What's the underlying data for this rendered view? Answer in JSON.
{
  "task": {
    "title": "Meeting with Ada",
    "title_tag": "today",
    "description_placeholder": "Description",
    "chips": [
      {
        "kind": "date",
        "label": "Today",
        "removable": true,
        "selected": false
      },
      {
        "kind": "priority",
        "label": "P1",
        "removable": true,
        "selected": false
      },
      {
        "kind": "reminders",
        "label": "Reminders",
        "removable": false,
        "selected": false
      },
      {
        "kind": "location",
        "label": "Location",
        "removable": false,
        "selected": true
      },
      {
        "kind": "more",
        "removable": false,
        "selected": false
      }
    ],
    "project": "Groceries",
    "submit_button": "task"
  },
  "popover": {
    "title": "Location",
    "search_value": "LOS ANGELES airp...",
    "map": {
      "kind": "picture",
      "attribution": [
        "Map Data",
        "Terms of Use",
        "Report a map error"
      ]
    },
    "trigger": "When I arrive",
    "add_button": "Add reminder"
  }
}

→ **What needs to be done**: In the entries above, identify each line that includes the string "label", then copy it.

→ **Task solution**:
        "label": "Today",
        "label": "P1",
        "label": "Reminders",
        "label": "Location",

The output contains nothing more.